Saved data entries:

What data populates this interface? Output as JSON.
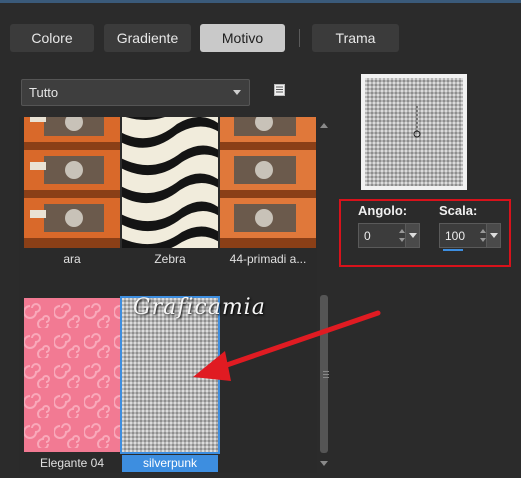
{
  "tabs": [
    {
      "label": "Colore"
    },
    {
      "label": "Gradiente"
    },
    {
      "label": "Motivo",
      "active": true
    },
    {
      "label": "Trama"
    }
  ],
  "category_dropdown": {
    "value": "Tutto"
  },
  "patterns": [
    {
      "name": "ara"
    },
    {
      "name": "Zebra"
    },
    {
      "name": "44-primadi a..."
    },
    {
      "name": "Elegante 04"
    },
    {
      "name": "silverpunk",
      "selected": true
    }
  ],
  "controls": {
    "angolo": {
      "label": "Angolo:",
      "value": "0"
    },
    "scala": {
      "label": "Scala:",
      "value": "100"
    }
  },
  "watermark": "Graficamia",
  "colors": {
    "selection": "#3d8ee0",
    "highlight_box": "#d8121b",
    "arrow": "#e01b22",
    "background": "#2b2b2b"
  }
}
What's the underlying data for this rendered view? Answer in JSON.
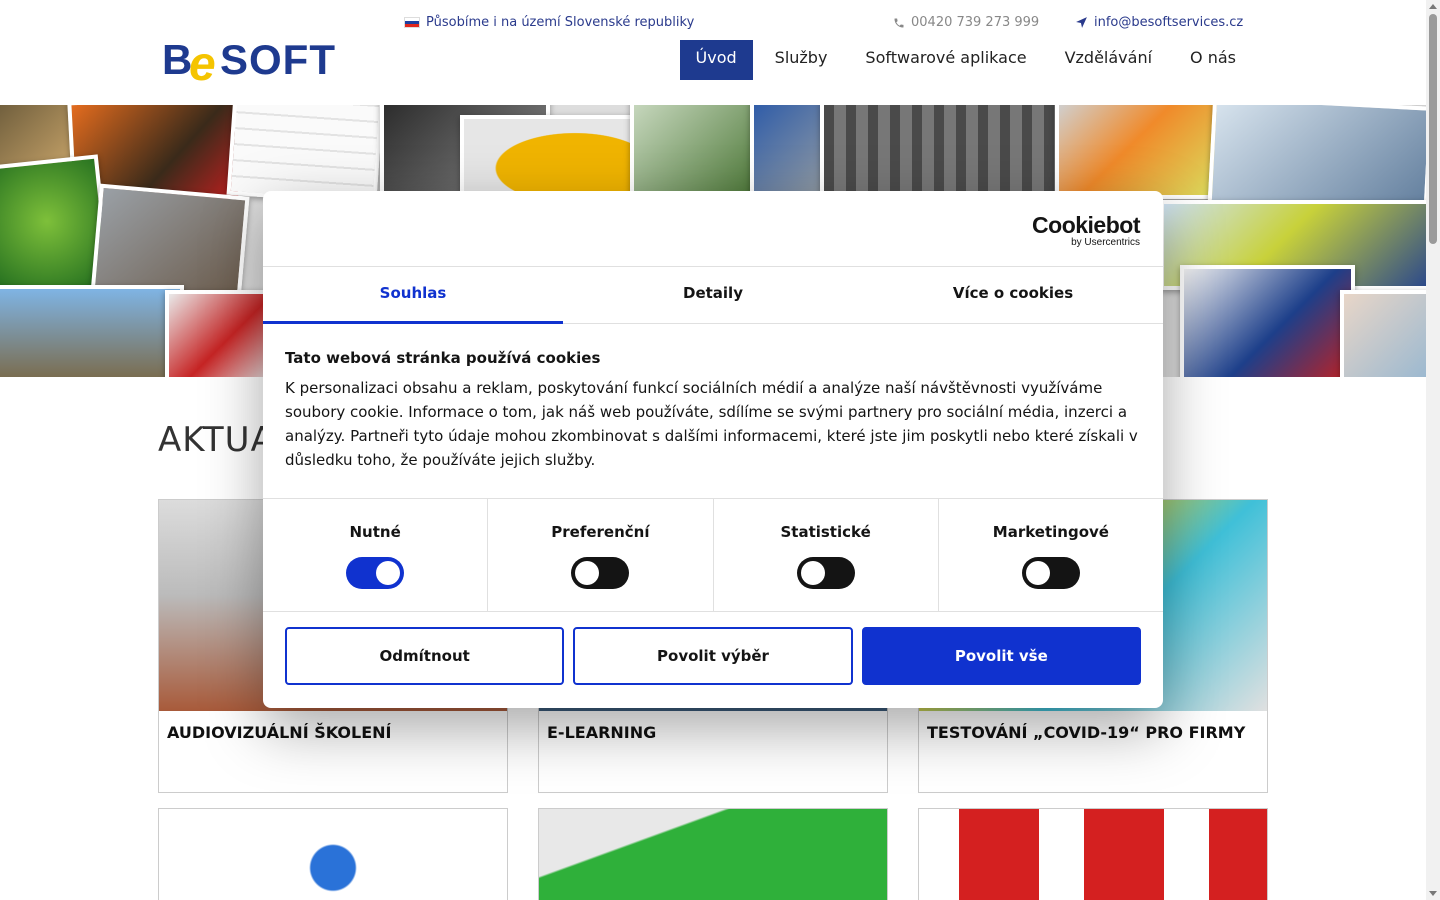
{
  "header": {
    "logo_text": "BeSOFT",
    "region_notice": "Působíme i na území Slovenské republiky",
    "phone": "00420 739 273 999",
    "email": "info@besoftservices.cz",
    "nav": [
      {
        "label": "Úvod",
        "active": true
      },
      {
        "label": "Služby",
        "active": false
      },
      {
        "label": "Softwarové aplikace",
        "active": false
      },
      {
        "label": "Vzdělávání",
        "active": false
      },
      {
        "label": "O nás",
        "active": false
      }
    ]
  },
  "main": {
    "section_title": "AKTUA",
    "cards": [
      {
        "title": "AUDIOVIZUÁLNÍ ŠKOLENÍ"
      },
      {
        "title": "E-LEARNING"
      },
      {
        "title": "TESTOVÁNÍ „COVID-19“ PRO FIRMY"
      }
    ]
  },
  "cookie_dialog": {
    "brand": "Cookiebot",
    "brand_sub": "by Usercentrics",
    "tabs": [
      {
        "label": "Souhlas",
        "active": true
      },
      {
        "label": "Detaily",
        "active": false
      },
      {
        "label": "Více o cookies",
        "active": false
      }
    ],
    "heading": "Tato webová stránka používá cookies",
    "body": "K personalizaci obsahu a reklam, poskytování funkcí sociálních médií a analýze naší návštěvnosti využíváme soubory cookie. Informace o tom, jak náš web používáte, sdílíme se svými partnery pro sociální média, inzerci a analýzy. Partneři tyto údaje mohou zkombinovat s dalšími informacemi, které jste jim poskytli nebo které získali v důsledku toho, že používáte jejich služby.",
    "categories": [
      {
        "label": "Nutné",
        "checked": true
      },
      {
        "label": "Preferenční",
        "checked": false
      },
      {
        "label": "Statistické",
        "checked": false
      },
      {
        "label": "Marketingové",
        "checked": false
      }
    ],
    "buttons": {
      "deny": "Odmítnout",
      "allow_selection": "Povolit výběr",
      "allow_all": "Povolit vše"
    }
  },
  "colors": {
    "brand_blue": "#1e3a8f",
    "cookie_accent": "#1032cf",
    "logo_yellow": "#f5c400"
  }
}
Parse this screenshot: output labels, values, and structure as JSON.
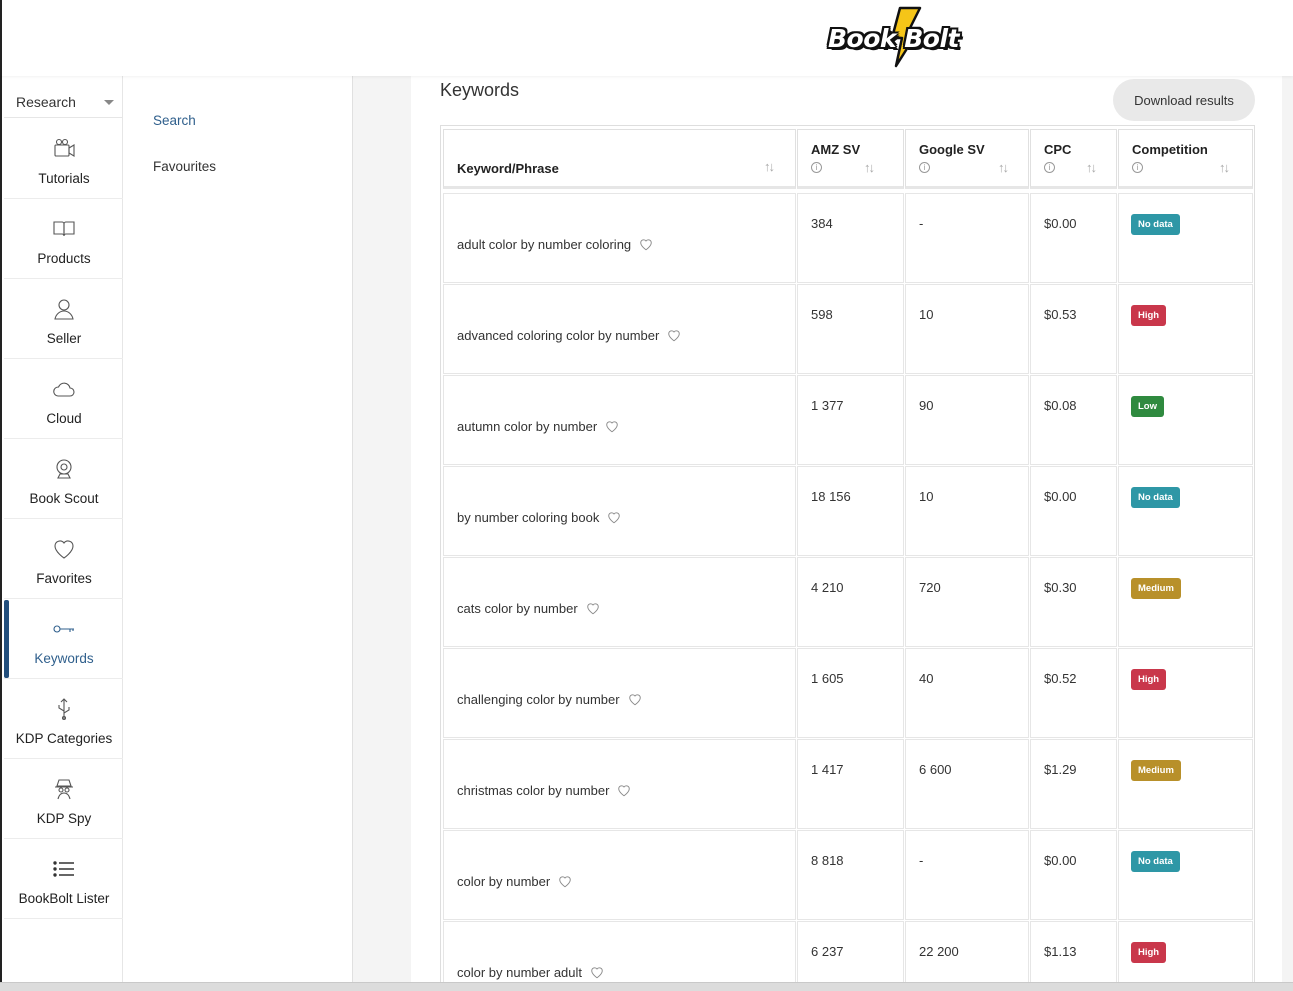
{
  "brand": {
    "logo_text": "Book Bolt"
  },
  "sidebar": {
    "dropdown_label": "Research",
    "items": [
      {
        "label": "Tutorials",
        "icon": "camera-icon"
      },
      {
        "label": "Products",
        "icon": "book-icon"
      },
      {
        "label": "Seller",
        "icon": "user-icon"
      },
      {
        "label": "Cloud",
        "icon": "cloud-icon"
      },
      {
        "label": "Book Scout",
        "icon": "webcam-icon"
      },
      {
        "label": "Favorites",
        "icon": "heart-icon"
      },
      {
        "label": "Keywords",
        "icon": "key-icon",
        "active": true
      },
      {
        "label": "KDP Categories",
        "icon": "usb-icon"
      },
      {
        "label": "KDP Spy",
        "icon": "spy-icon"
      },
      {
        "label": "BookBolt Lister",
        "icon": "list-icon"
      }
    ]
  },
  "subnav": {
    "items": [
      "Search",
      "Favourites"
    ]
  },
  "main": {
    "title": "Keywords",
    "download_label": "Download results",
    "columns": [
      "Keyword/Phrase",
      "AMZ SV",
      "Google SV",
      "CPC",
      "Competition"
    ],
    "rows": [
      {
        "keyword": "adult color by number coloring",
        "amz_sv": "384",
        "google_sv": "-",
        "cpc": "$0.00",
        "competition": "No data"
      },
      {
        "keyword": "advanced coloring color by number",
        "amz_sv": "598",
        "google_sv": "10",
        "cpc": "$0.53",
        "competition": "High"
      },
      {
        "keyword": "autumn color by number",
        "amz_sv": "1 377",
        "google_sv": "90",
        "cpc": "$0.08",
        "competition": "Low"
      },
      {
        "keyword": "by number coloring book",
        "amz_sv": "18 156",
        "google_sv": "10",
        "cpc": "$0.00",
        "competition": "No data"
      },
      {
        "keyword": "cats color by number",
        "amz_sv": "4 210",
        "google_sv": "720",
        "cpc": "$0.30",
        "competition": "Medium"
      },
      {
        "keyword": "challenging color by number",
        "amz_sv": "1 605",
        "google_sv": "40",
        "cpc": "$0.52",
        "competition": "High"
      },
      {
        "keyword": "christmas color by number",
        "amz_sv": "1 417",
        "google_sv": "6 600",
        "cpc": "$1.29",
        "competition": "Medium"
      },
      {
        "keyword": "color by number",
        "amz_sv": "8 818",
        "google_sv": "-",
        "cpc": "$0.00",
        "competition": "No data"
      },
      {
        "keyword": "color by number adult",
        "amz_sv": "6 237",
        "google_sv": "22 200",
        "cpc": "$1.13",
        "competition": "High"
      }
    ]
  },
  "colors": {
    "no_data": "#2e97a6",
    "high": "#c9374b",
    "low": "#2f8a3f",
    "medium": "#b8902a",
    "accent": "#2f5f8c"
  }
}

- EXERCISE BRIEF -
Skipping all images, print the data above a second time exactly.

- RESULT -
What data populates this interface? Output as JSON.
{
  "tabs": [
    {
      "label": "Colore"
    },
    {
      "label": "Gradiente"
    },
    {
      "label": "Motivo",
      "active": true
    },
    {
      "label": "Trama"
    }
  ],
  "category_dropdown": {
    "value": "Tutto"
  },
  "patterns": [
    {
      "name": "ara"
    },
    {
      "name": "Zebra"
    },
    {
      "name": "44-primadi a..."
    },
    {
      "name": "Elegante 04"
    },
    {
      "name": "silverpunk",
      "selected": true
    }
  ],
  "controls": {
    "angolo": {
      "label": "Angolo:",
      "value": "0"
    },
    "scala": {
      "label": "Scala:",
      "value": "100"
    }
  },
  "watermark": "Graficamia",
  "colors": {
    "selection": "#3d8ee0",
    "highlight_box": "#d8121b",
    "arrow": "#e01b22",
    "background": "#2b2b2b"
  }
}
What's the underlying data for this rendered view? Answer in JSON.
{
  "header": {
    "logo_text": "BeSOFT",
    "region_notice": "Působíme i na území Slovenské republiky",
    "phone": "00420 739 273 999",
    "email": "info@besoftservices.cz",
    "nav": [
      {
        "label": "Úvod",
        "active": true
      },
      {
        "label": "Služby",
        "active": false
      },
      {
        "label": "Softwarové aplikace",
        "active": false
      },
      {
        "label": "Vzdělávání",
        "active": false
      },
      {
        "label": "O nás",
        "active": false
      }
    ]
  },
  "main": {
    "section_title": "AKTUA",
    "cards": [
      {
        "title": "AUDIOVIZUÁLNÍ ŠKOLENÍ"
      },
      {
        "title": "E-LEARNING"
      },
      {
        "title": "TESTOVÁNÍ „COVID-19“ PRO FIRMY"
      }
    ]
  },
  "cookie_dialog": {
    "brand": "Cookiebot",
    "brand_sub": "by Usercentrics",
    "tabs": [
      {
        "label": "Souhlas",
        "active": true
      },
      {
        "label": "Detaily",
        "active": false
      },
      {
        "label": "Více o cookies",
        "active": false
      }
    ],
    "heading": "Tato webová stránka používá cookies",
    "body": "K personalizaci obsahu a reklam, poskytování funkcí sociálních médií a analýze naší návštěvnosti využíváme soubory cookie. Informace o tom, jak náš web používáte, sdílíme se svými partnery pro sociální média, inzerci a analýzy. Partneři tyto údaje mohou zkombinovat s dalšími informacemi, které jste jim poskytli nebo které získali v důsledku toho, že používáte jejich služby.",
    "categories": [
      {
        "label": "Nutné",
        "checked": true
      },
      {
        "label": "Preferenční",
        "checked": false
      },
      {
        "label": "Statistické",
        "checked": false
      },
      {
        "label": "Marketingové",
        "checked": false
      }
    ],
    "buttons": {
      "deny": "Odmítnout",
      "allow_selection": "Povolit výběr",
      "allow_all": "Povolit vše"
    }
  },
  "colors": {
    "brand_blue": "#1e3a8f",
    "cookie_accent": "#1032cf",
    "logo_yellow": "#f5c400"
  }
}
Parse this screenshot: output labels, values, and structure as JSON.
{
  "brand": {
    "logo_text": "Book Bolt"
  },
  "sidebar": {
    "dropdown_label": "Research",
    "items": [
      {
        "label": "Tutorials",
        "icon": "camera-icon"
      },
      {
        "label": "Products",
        "icon": "book-icon"
      },
      {
        "label": "Seller",
        "icon": "user-icon"
      },
      {
        "label": "Cloud",
        "icon": "cloud-icon"
      },
      {
        "label": "Book Scout",
        "icon": "webcam-icon"
      },
      {
        "label": "Favorites",
        "icon": "heart-icon"
      },
      {
        "label": "Keywords",
        "icon": "key-icon",
        "active": true
      },
      {
        "label": "KDP Categories",
        "icon": "usb-icon"
      },
      {
        "label": "KDP Spy",
        "icon": "spy-icon"
      },
      {
        "label": "BookBolt Lister",
        "icon": "list-icon"
      }
    ]
  },
  "subnav": {
    "items": [
      "Search",
      "Favourites"
    ]
  },
  "main": {
    "title": "Keywords",
    "download_label": "Download results",
    "columns": [
      "Keyword/Phrase",
      "AMZ SV",
      "Google SV",
      "CPC",
      "Competition"
    ],
    "rows": [
      {
        "keyword": "adult color by number coloring",
        "amz_sv": "384",
        "google_sv": "-",
        "cpc": "$0.00",
        "competition": "No data"
      },
      {
        "keyword": "advanced coloring color by number",
        "amz_sv": "598",
        "google_sv": "10",
        "cpc": "$0.53",
        "competition": "High"
      },
      {
        "keyword": "autumn color by number",
        "amz_sv": "1 377",
        "google_sv": "90",
        "cpc": "$0.08",
        "competition": "Low"
      },
      {
        "keyword": "by number coloring book",
        "amz_sv": "18 156",
        "google_sv": "10",
        "cpc": "$0.00",
        "competition": "No data"
      },
      {
        "keyword": "cats color by number",
        "amz_sv": "4 210",
        "google_sv": "720",
        "cpc": "$0.30",
        "competition": "Medium"
      },
      {
        "keyword": "challenging color by number",
        "amz_sv": "1 605",
        "google_sv": "40",
        "cpc": "$0.52",
        "competition": "High"
      },
      {
        "keyword": "christmas color by number",
        "amz_sv": "1 417",
        "google_sv": "6 600",
        "cpc": "$1.29",
        "competition": "Medium"
      },
      {
        "keyword": "color by number",
        "amz_sv": "8 818",
        "google_sv": "-",
        "cpc": "$0.00",
        "competition": "No data"
      },
      {
        "keyword": "color by number adult",
        "amz_sv": "6 237",
        "google_sv": "22 200",
        "cpc": "$1.13",
        "competition": "High"
      }
    ]
  },
  "colors": {
    "no_data": "#2e97a6",
    "high": "#c9374b",
    "low": "#2f8a3f",
    "medium": "#b8902a",
    "accent": "#2f5f8c"
  }
}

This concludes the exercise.